Carpathian Walnut (juglans regia): This is the walnut that resembles those we see in the store. Thin shelled and easy to crack nuts. Trees are hardy to zone 5 and best planted in sites with good air drainage as they have a tendency to flower early in the spring. Our seed nuts are gathered in the Finger Lakes region of NY where temperatures can plunge down to -20F.
Black Walnut (juglans nigra): Very tough trees, grown for nuts or timber. Black walnuts have an unrivaled flavor that is loved by some and disliked by others. They are considered excellent by almost everyone when tasted in baked goods. Our seed source is only trees grown in upstate NY with apparent resistance to nectria canker.

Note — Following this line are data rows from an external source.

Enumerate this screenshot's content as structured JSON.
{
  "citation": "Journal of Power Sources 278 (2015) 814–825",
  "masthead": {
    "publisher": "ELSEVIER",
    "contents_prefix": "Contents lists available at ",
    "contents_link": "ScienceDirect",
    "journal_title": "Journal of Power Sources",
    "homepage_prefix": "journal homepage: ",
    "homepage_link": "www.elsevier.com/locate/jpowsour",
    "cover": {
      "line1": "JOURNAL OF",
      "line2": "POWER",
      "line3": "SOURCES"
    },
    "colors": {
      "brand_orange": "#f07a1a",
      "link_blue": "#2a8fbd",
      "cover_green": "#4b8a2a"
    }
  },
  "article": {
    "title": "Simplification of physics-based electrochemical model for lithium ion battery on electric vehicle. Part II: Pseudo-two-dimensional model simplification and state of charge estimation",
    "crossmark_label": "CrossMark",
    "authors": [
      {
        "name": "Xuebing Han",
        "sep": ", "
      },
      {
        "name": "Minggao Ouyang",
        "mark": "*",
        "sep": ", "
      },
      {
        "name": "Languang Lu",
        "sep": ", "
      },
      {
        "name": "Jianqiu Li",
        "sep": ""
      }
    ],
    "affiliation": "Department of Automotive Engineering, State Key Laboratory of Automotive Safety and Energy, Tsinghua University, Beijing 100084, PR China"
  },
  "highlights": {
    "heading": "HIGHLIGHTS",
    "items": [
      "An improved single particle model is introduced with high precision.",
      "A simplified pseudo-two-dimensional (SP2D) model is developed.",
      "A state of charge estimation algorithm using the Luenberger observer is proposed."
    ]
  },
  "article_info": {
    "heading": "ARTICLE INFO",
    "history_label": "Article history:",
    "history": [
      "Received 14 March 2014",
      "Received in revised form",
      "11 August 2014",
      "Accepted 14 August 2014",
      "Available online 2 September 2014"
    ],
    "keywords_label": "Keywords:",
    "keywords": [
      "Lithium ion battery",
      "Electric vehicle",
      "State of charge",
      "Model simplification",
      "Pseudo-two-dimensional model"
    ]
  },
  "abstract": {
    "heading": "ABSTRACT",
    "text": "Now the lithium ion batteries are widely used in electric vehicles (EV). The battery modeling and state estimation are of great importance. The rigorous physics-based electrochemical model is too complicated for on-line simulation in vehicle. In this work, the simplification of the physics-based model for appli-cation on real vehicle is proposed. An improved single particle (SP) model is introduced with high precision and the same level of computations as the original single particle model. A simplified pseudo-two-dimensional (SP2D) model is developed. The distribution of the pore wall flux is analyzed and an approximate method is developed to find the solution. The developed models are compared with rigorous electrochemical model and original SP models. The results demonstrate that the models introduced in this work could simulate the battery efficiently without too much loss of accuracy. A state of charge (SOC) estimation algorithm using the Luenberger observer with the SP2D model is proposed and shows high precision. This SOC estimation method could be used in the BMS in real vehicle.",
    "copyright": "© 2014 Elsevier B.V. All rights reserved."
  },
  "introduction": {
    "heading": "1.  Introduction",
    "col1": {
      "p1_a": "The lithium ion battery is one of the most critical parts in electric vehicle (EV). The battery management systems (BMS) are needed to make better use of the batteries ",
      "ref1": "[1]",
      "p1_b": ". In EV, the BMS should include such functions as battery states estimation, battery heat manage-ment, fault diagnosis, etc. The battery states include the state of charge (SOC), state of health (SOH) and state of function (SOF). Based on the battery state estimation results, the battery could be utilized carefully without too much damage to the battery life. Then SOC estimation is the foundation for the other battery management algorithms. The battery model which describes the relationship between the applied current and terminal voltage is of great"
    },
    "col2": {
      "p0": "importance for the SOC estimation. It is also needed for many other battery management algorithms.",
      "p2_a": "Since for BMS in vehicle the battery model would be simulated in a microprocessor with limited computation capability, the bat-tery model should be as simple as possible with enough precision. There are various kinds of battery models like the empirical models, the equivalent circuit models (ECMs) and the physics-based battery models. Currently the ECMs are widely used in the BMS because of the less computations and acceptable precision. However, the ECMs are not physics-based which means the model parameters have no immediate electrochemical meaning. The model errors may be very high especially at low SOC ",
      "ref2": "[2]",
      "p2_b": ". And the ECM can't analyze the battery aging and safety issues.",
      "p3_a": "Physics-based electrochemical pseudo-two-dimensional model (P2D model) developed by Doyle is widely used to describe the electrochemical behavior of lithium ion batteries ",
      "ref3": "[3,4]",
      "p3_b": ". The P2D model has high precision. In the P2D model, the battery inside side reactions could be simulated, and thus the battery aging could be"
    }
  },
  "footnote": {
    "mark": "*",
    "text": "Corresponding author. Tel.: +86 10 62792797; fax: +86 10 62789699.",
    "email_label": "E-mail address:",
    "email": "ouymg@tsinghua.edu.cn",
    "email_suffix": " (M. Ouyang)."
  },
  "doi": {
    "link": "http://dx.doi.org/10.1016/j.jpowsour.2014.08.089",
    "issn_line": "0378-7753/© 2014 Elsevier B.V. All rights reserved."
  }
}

Heartnut Seedling (juglans sieboldiana): These are japanese walnuts, one of the most beautiful shade trees. The compound leaves are huge and tropical looking. The trees have an open spreading form. They grow fast and produce copious clusters of delicious walnuts that taste a lot like a butternut, but are much easier to shell, especially with a quality nut cracker. The nuts are shaped just like a heart, though seedlings may exhibit variations. Hardy to zone 5
Japanese Walnut (juglans sieboldiana): The species from which heartnuts come from. Japanese walnuts make a very good walnut that tastes just like heartnuts and butternuts. The shells are thick, but split apart easily with a good nut cracker. The meats usually come out in large whole pieces. I am not sure why more people are not growing Japanese Walnuts, they are certainly worthy of our attention and cultivation. Nuts can be a myriad of shapes and sizes. Hardy to zone 5